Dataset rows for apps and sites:
——————————

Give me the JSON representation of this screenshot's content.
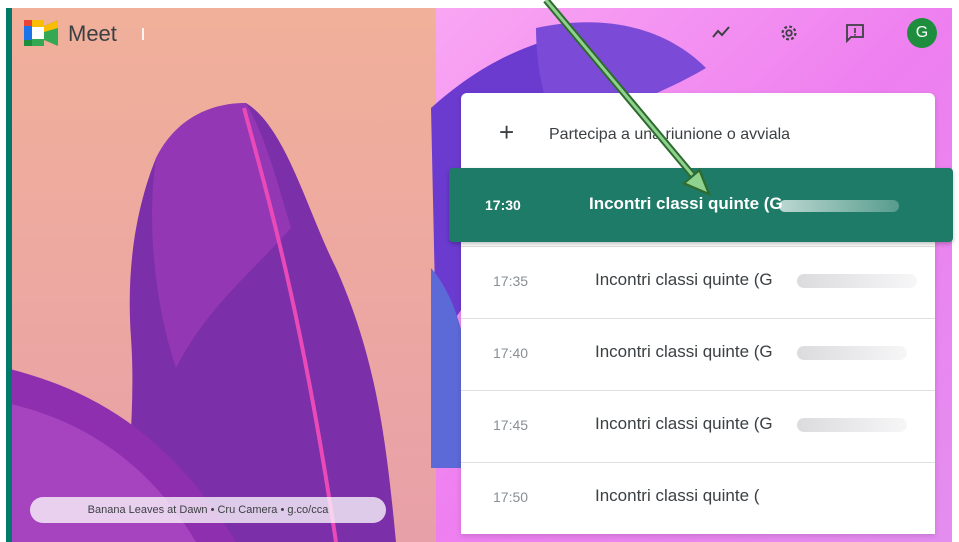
{
  "header": {
    "app_name": "Meet",
    "avatar_letter": "G",
    "icons": [
      "activity-chart-icon",
      "gear-icon",
      "feedback-icon"
    ]
  },
  "menu": {
    "join_icon": "plus-icon",
    "join_label": "Partecipa a una riunione o avviala",
    "meetings": [
      {
        "time": "17:30",
        "title": "Incontri classi quinte (G"
      },
      {
        "time": "17:35",
        "title": "Incontri classi quinte (G"
      },
      {
        "time": "17:40",
        "title": "Incontri classi quinte (G"
      },
      {
        "time": "17:45",
        "title": "Incontri classi quinte (G"
      },
      {
        "time": "17:50",
        "title": "Incontri classi quinte ("
      }
    ]
  },
  "background_caption": "Banana Leaves at Dawn  •  Cru Camera  •  g.co/cca",
  "colors": {
    "accent": "#1e7b67",
    "avatar": "#1e8e3e",
    "left_strip": "#00796b"
  }
}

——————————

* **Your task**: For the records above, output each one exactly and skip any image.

* **Response to this task**:
Give me the JSON representation of this screenshot's content.
{
  "header": {
    "app_name": "Meet",
    "avatar_letter": "G",
    "icons": [
      "activity-chart-icon",
      "gear-icon",
      "feedback-icon"
    ]
  },
  "menu": {
    "join_icon": "plus-icon",
    "join_label": "Partecipa a una riunione o avviala",
    "meetings": [
      {
        "time": "17:30",
        "title": "Incontri classi quinte (G"
      },
      {
        "time": "17:35",
        "title": "Incontri classi quinte (G"
      },
      {
        "time": "17:40",
        "title": "Incontri classi quinte (G"
      },
      {
        "time": "17:45",
        "title": "Incontri classi quinte (G"
      },
      {
        "time": "17:50",
        "title": "Incontri classi quinte ("
      }
    ]
  },
  "background_caption": "Banana Leaves at Dawn  •  Cru Camera  •  g.co/cca",
  "colors": {
    "accent": "#1e7b67",
    "avatar": "#1e8e3e",
    "left_strip": "#00796b"
  }
}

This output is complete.